There’s no shortage of worthy choices if you’re debating the best college football, basketball or volleyball team. But when it comes to supremacy in the meat locker, there is only one school you can call the very best: Texas Tech. Over the weekend, the Texas Tech meat judging team claimed their 14th national championship – a record that’s unmatched in the world of amateur meat evaluation.
You can be on the Texas Tech meat judging team, or you can have your weekends free, but you can’t do both.
Sherri Halsted is a senior at Tech.
“We pride ourselves on being the hardest-working team,” Halsted says.
Every Friday afternoon from January through November, she and her teammates on the meat judging team go to a nearby Cargill processing plant to practice. They’re there until about 9 pm, and then…
“The next day we start bright and early for a 4 a.m. practice, and typically those practices aren’t over until 4 p.m.,” Halsted says.
And then there are morning practices during the week, before classes start. This may sound like an arduous schedule, but it’s a proven one. On Sunday, the Red Raiders claimed their 14th national title by taking first place at the American Meat Science Association International Meat Judging Contest in Dakota City, Nebraska. Each contest is pretty much what you would expect: contestants evaluate different carcasses and cuts of meat, and the most accurate wins. There are various events to test different skills: evaluating the quality of a beef carcass, for example, ranking pork ribs, and yield grading, where you have to use mental math to estimate the amount of protein in a cut like a ribeye. It requires a lot of technical expertise, but according to Coach Mark Miller, mindset is what’s most important.

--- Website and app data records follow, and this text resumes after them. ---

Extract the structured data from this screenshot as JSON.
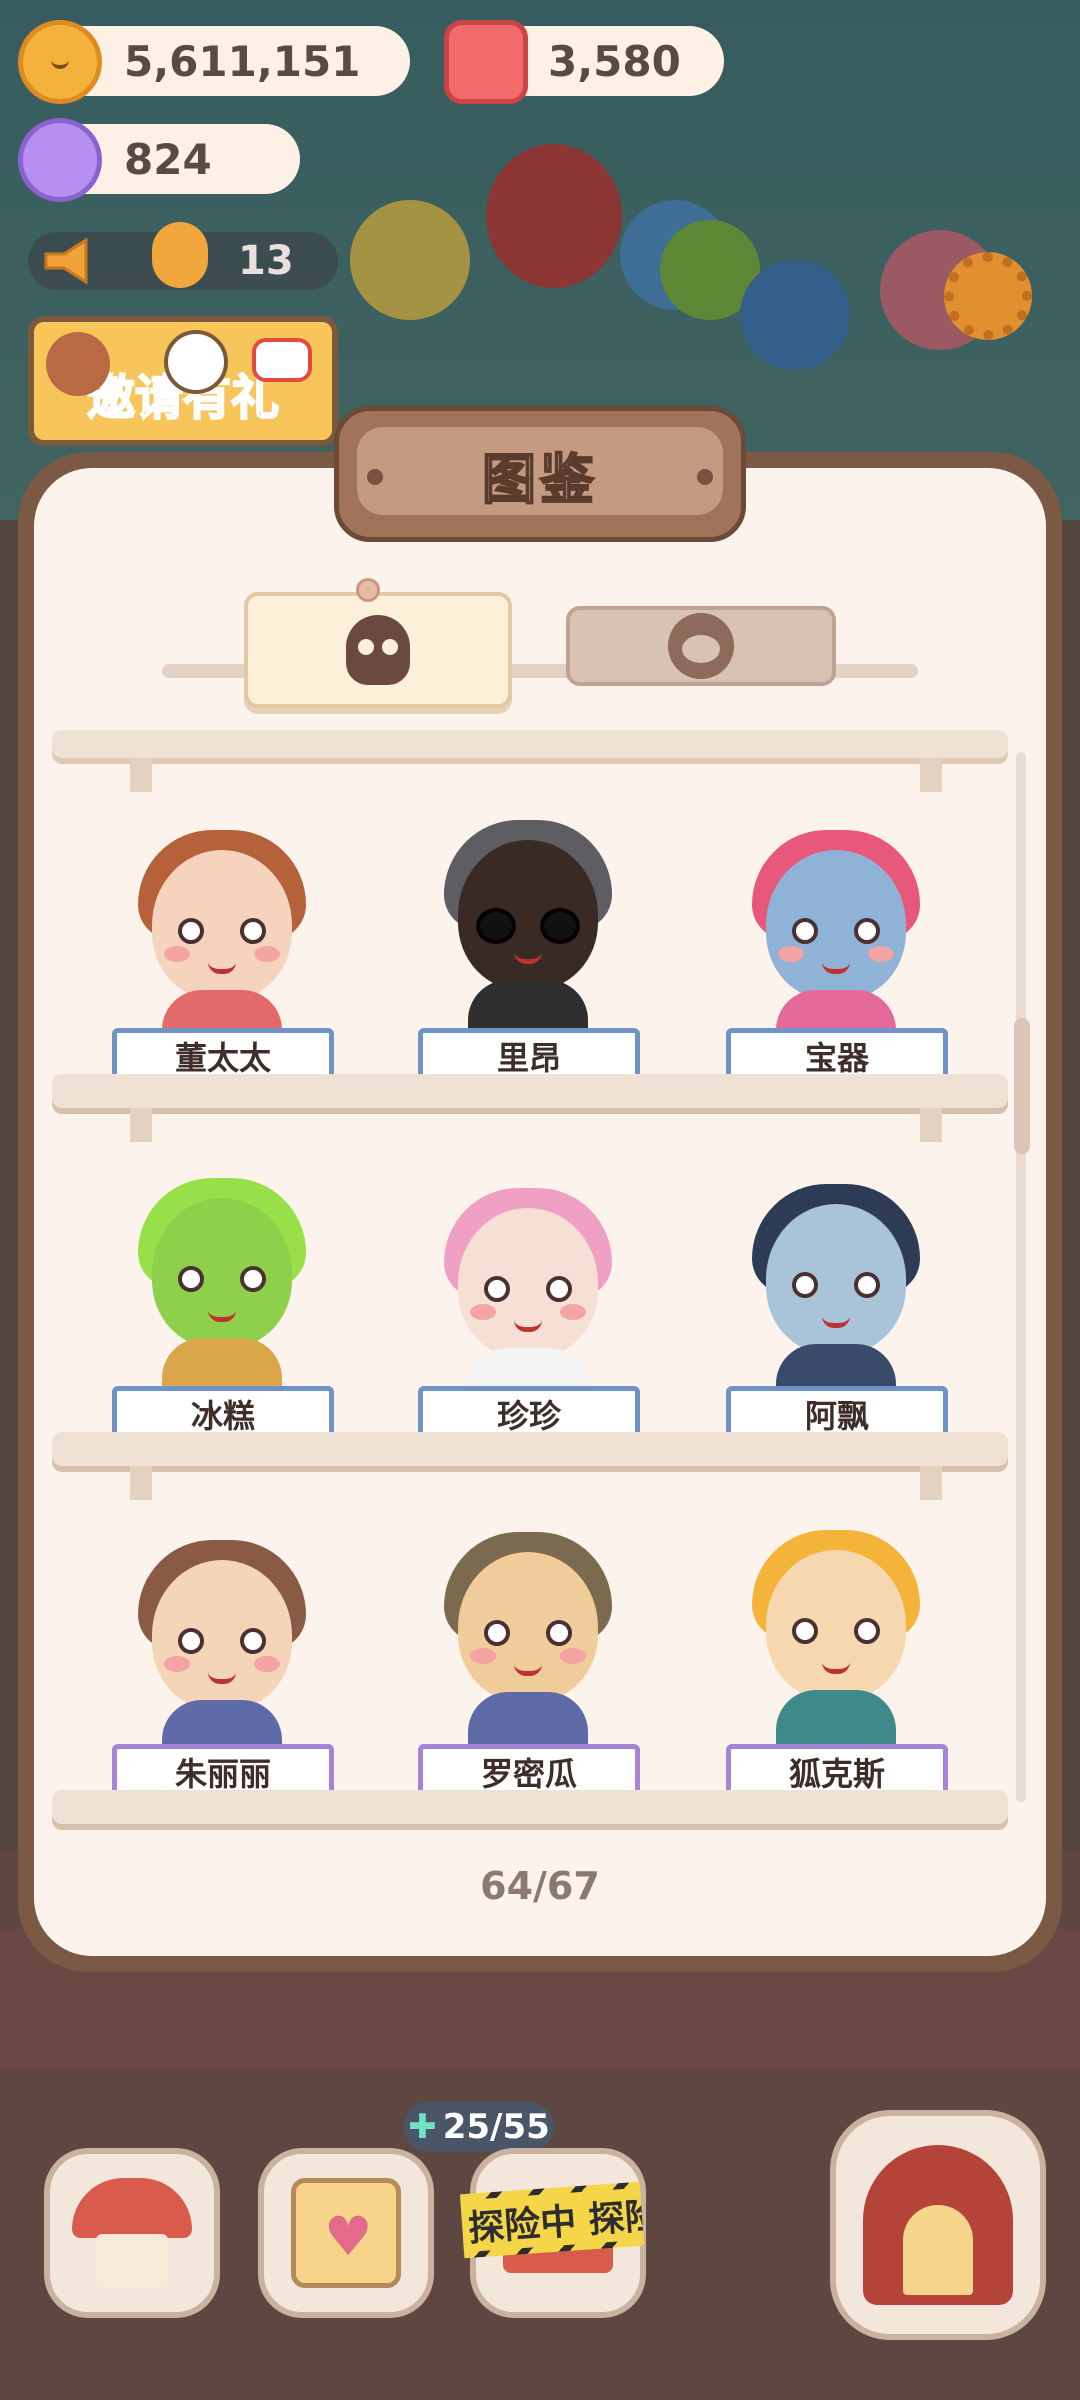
{
  "hud": {
    "cookies": "5,611,151",
    "jelly": "3,580",
    "candy": "824",
    "announcement_count": "13"
  },
  "invite": {
    "label": "邀请有礼"
  },
  "dialog": {
    "title": "图鉴",
    "progress": "64/67",
    "tabs": [
      {
        "icon": "skull-icon",
        "active": true
      },
      {
        "icon": "face-icon",
        "active": false
      }
    ]
  },
  "characters": [
    {
      "name": "董太太",
      "hair": "#b5623a",
      "skin": "#f6d3bd",
      "outfit": "#e46a6a",
      "frame": "blue"
    },
    {
      "name": "里昂",
      "hair": "#5d5d62",
      "skin": "#3a2a24",
      "outfit": "#2e2e2e",
      "frame": "blue"
    },
    {
      "name": "宝器",
      "hair": "#e8587a",
      "skin": "#8fb3d6",
      "outfit": "#e46a9a",
      "frame": "blue"
    },
    {
      "name": "冰糕",
      "hair": "#98e04a",
      "skin": "#8ed04a",
      "outfit": "#d9a64a",
      "frame": "blue"
    },
    {
      "name": "珍珍",
      "hair": "#f0a0c4",
      "skin": "#f6e0d6",
      "outfit": "#f4f4f4",
      "frame": "blue"
    },
    {
      "name": "阿飘",
      "hair": "#2e3b55",
      "skin": "#a9c3d8",
      "outfit": "#3a4a6a",
      "frame": "blue"
    },
    {
      "name": "朱丽丽",
      "hair": "#8a5a44",
      "skin": "#f4d5b8",
      "outfit": "#5f6aa8",
      "frame": "purple"
    },
    {
      "name": "罗密瓜",
      "hair": "#7b6a50",
      "skin": "#f0cc9a",
      "outfit": "#5f6aa8",
      "frame": "purple"
    },
    {
      "name": "狐克斯",
      "hair": "#f4b43a",
      "skin": "#f6d8b0",
      "outfit": "#3e8a8a",
      "frame": "purple"
    }
  ],
  "bottom_bar": {
    "energy": "25/55",
    "expedition_label": "探险中 探险"
  },
  "colors": {
    "dialog_frame": "#7a5a45",
    "dialog_bg": "#fbf3ec",
    "label_blue": "#6f93c9",
    "label_purple": "#a583d6"
  }
}
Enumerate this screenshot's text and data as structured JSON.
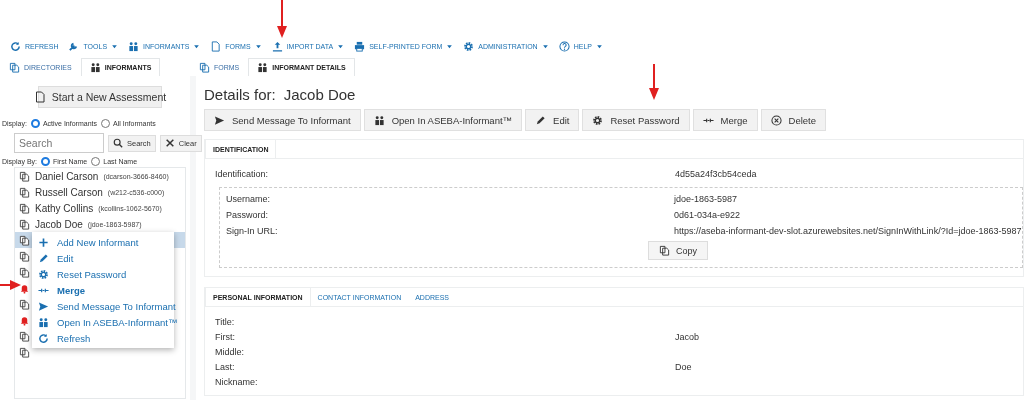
{
  "toolbar": [
    {
      "label": "REFRESH",
      "kind": "refresh",
      "dropdown": false
    },
    {
      "label": "TOOLS",
      "kind": "wrench",
      "dropdown": true
    },
    {
      "label": "INFORMANTS",
      "kind": "people",
      "dropdown": true
    },
    {
      "label": "FORMS",
      "kind": "doc",
      "dropdown": true
    },
    {
      "label": "IMPORT DATA",
      "kind": "upload",
      "dropdown": true
    },
    {
      "label": "SELF-PRINTED FORM",
      "kind": "printer",
      "dropdown": true
    },
    {
      "label": "ADMINISTRATION",
      "kind": "gear",
      "dropdown": true
    },
    {
      "label": "HELP",
      "kind": "help",
      "dropdown": true
    }
  ],
  "left_tabs": [
    {
      "label": "DIRECTORIES",
      "kind": "copy",
      "selected": false
    },
    {
      "label": "INFORMANTS",
      "kind": "people",
      "selected": true
    }
  ],
  "right_tabs": [
    {
      "label": "FORMS",
      "kind": "copy",
      "selected": false
    },
    {
      "label": "INFORMANT DETAILS",
      "kind": "people",
      "selected": true
    }
  ],
  "start_button": "Start a New Assessment",
  "display": {
    "label": "Display:",
    "options": [
      {
        "label": "Active Informants",
        "selected": true
      },
      {
        "label": "All Informants",
        "selected": false
      }
    ]
  },
  "search": {
    "placeholder": "Search",
    "buttons": [
      {
        "label": "Search",
        "kind": "search"
      },
      {
        "label": "Clear",
        "kind": "close"
      }
    ]
  },
  "display_by": {
    "label": "Display By:",
    "options": [
      {
        "label": "First Name",
        "selected": true
      },
      {
        "label": "Last Name",
        "selected": false
      }
    ]
  },
  "informants": [
    {
      "kind": "doc",
      "name": "Daniel Carson",
      "id": "(dcarson-3666-8460)",
      "selected": false
    },
    {
      "kind": "doc",
      "name": "Russell Carson",
      "id": "(w212-c536-c000)",
      "selected": false
    },
    {
      "kind": "doc",
      "name": "Kathy Collins",
      "id": "(kcollins-1062-5670)",
      "selected": false
    },
    {
      "kind": "doc",
      "name": "Jacob Doe",
      "id": "(jdoe-1863-5987)",
      "selected": false
    },
    {
      "kind": "doc",
      "selected": true
    },
    {
      "kind": "doc",
      "selected": false
    },
    {
      "kind": "doc",
      "selected": false
    },
    {
      "kind": "alert",
      "selected": false
    },
    {
      "kind": "doc",
      "selected": false
    },
    {
      "kind": "alert",
      "selected": false
    },
    {
      "kind": "doc",
      "selected": false
    },
    {
      "kind": "doc",
      "selected": false
    }
  ],
  "context_menu": [
    {
      "label": "Add New Informant",
      "kind": "plus",
      "emphasized": false
    },
    {
      "label": "Edit",
      "kind": "pencil",
      "emphasized": false
    },
    {
      "label": "Reset Password",
      "kind": "gear",
      "emphasized": false
    },
    {
      "label": "Merge",
      "kind": "merge",
      "emphasized": true
    },
    {
      "label": "Send Message To Informant",
      "kind": "send",
      "emphasized": false
    },
    {
      "label": "Open In ASEBA-Informant™",
      "kind": "people",
      "emphasized": false
    },
    {
      "label": "Refresh",
      "kind": "refresh",
      "emphasized": false
    }
  ],
  "details": {
    "heading": "Details for:",
    "name": "Jacob Doe"
  },
  "actions": [
    {
      "label": "Send Message To Informant",
      "kind": "send"
    },
    {
      "label": "Open In ASEBA-Informant™",
      "kind": "people"
    },
    {
      "label": "Edit",
      "kind": "pencil"
    },
    {
      "label": "Reset Password",
      "kind": "gear"
    },
    {
      "label": "Merge",
      "kind": "merge"
    },
    {
      "label": "Delete",
      "kind": "xcircle"
    }
  ],
  "identification_tabs": [
    {
      "label": "IDENTIFICATION",
      "selected": true
    }
  ],
  "identification": {
    "label": "Identification:",
    "value": "4d55a24f3cb54ceda"
  },
  "credentials": [
    {
      "label": "Username:",
      "value": "jdoe-1863-5987"
    },
    {
      "label": "Password:",
      "value": "0d61-034a-e922"
    },
    {
      "label": "Sign-In URL:",
      "value": "https://aseba-informant-dev-slot.azurewebsites.net/SignInWithLink/?Id=jdoe-1863-5987"
    }
  ],
  "copy_button": "Copy",
  "personal_tabs": [
    {
      "label": "PERSONAL INFORMATION",
      "selected": true
    },
    {
      "label": "CONTACT INFORMATION",
      "selected": false
    },
    {
      "label": "ADDRESS",
      "selected": false
    }
  ],
  "personal_fields": [
    {
      "label": "Title:"
    },
    {
      "label": "First:",
      "value": "Jacob"
    },
    {
      "label": "Middle:"
    },
    {
      "label": "Last:",
      "value": "Doe"
    },
    {
      "label": "Nickname:"
    }
  ]
}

“We practice hard and then we ask them to just envision that your success will come from all your good practice,” Miller says. “And that self-doubt will just eat you alive, it’s like a cancer.”